3:30–4:00 PM — take a bus back home.
5:00 PM — edit/film for personal brand
7:00 PM — dinner.
7:30 PM — FLVS virtual school.
8:30 PM — Tai Lopez marketing course.
9:45 PM — log off of Tai Lopez course, and prepare for bed
10:00 PM —write an article for Medium
10:45 PM — go to bed and read myself to sleep (I’d be asleep around 11:30)
wake up at 5:00 AM again.
Now, of course my day doesn’t ALWAYS go according to schedule, but having a set goal for the day, gives me a clear vision of what needs to be accomplished that day, and in what time span it needs to be done.
Ultimately, the number one thing I have taken from my time working for John is having a connection to the other interns, and having built a few friendships out of it, as well as creating a schedule that is built purely to accomplish my ambitions. Once you stop worrying about the “what” you will learn from your internship, focus on the people you have been surrounded with, the time you have available, and the goals you want to accomplish, and hack your schedule to do so. Once you do so, you’ll start to see your daily life take some form, and have a bit more of a purpose.

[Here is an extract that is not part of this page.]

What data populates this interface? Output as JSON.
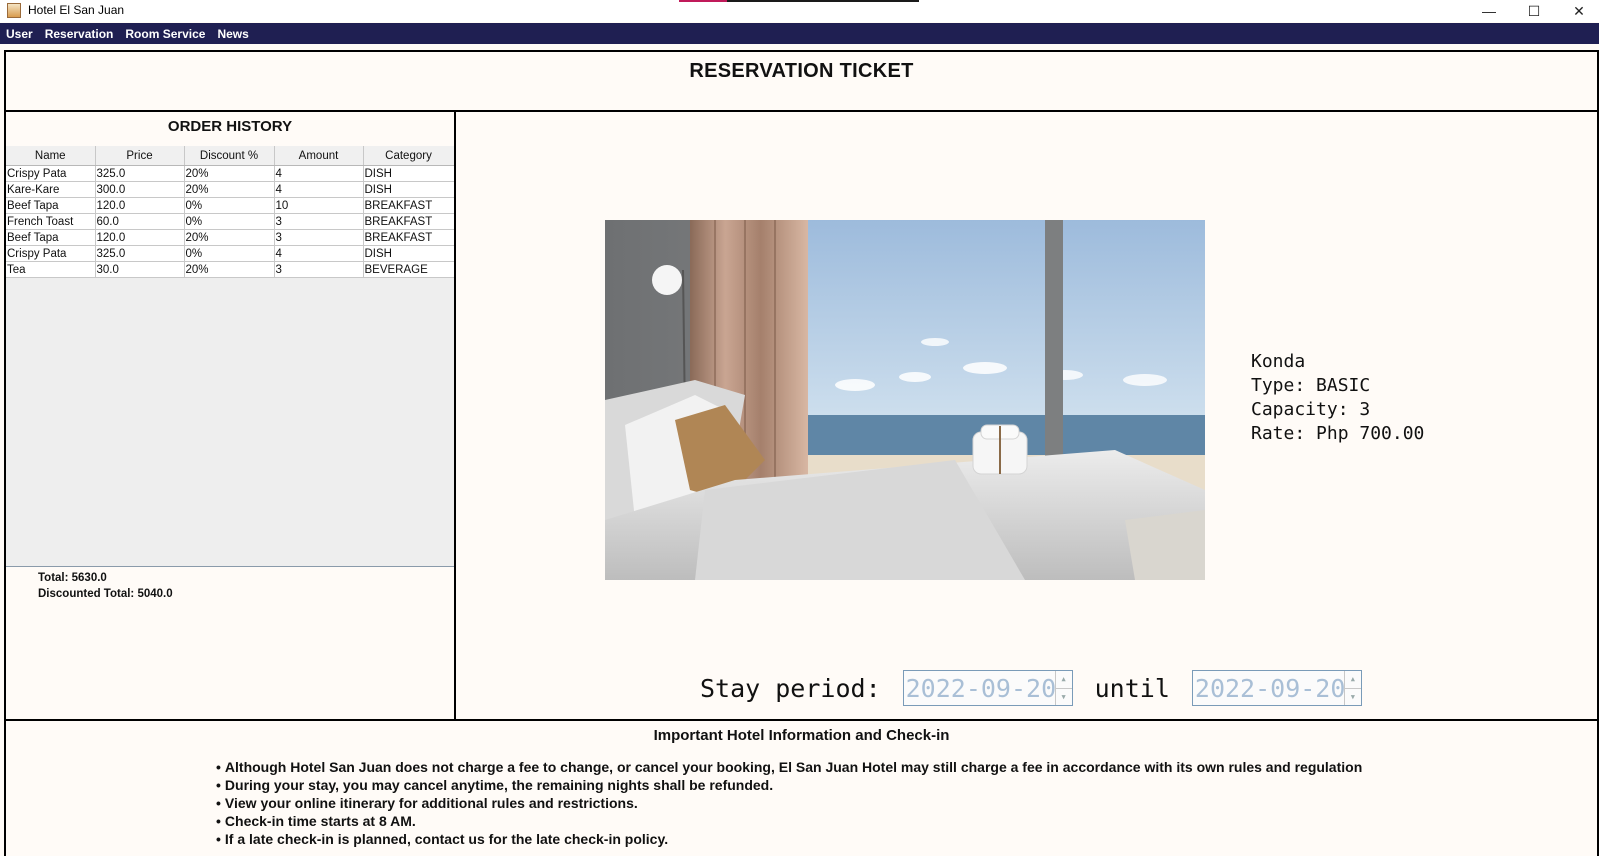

Also, if you’re reading this John, thanks for the opportunity at the record label, it gave some insight of the music industry, but more importantly, it introduced me to some great people I will most definitely be working with in the not too long future.
(and for those reading this, thank you, for your attention.)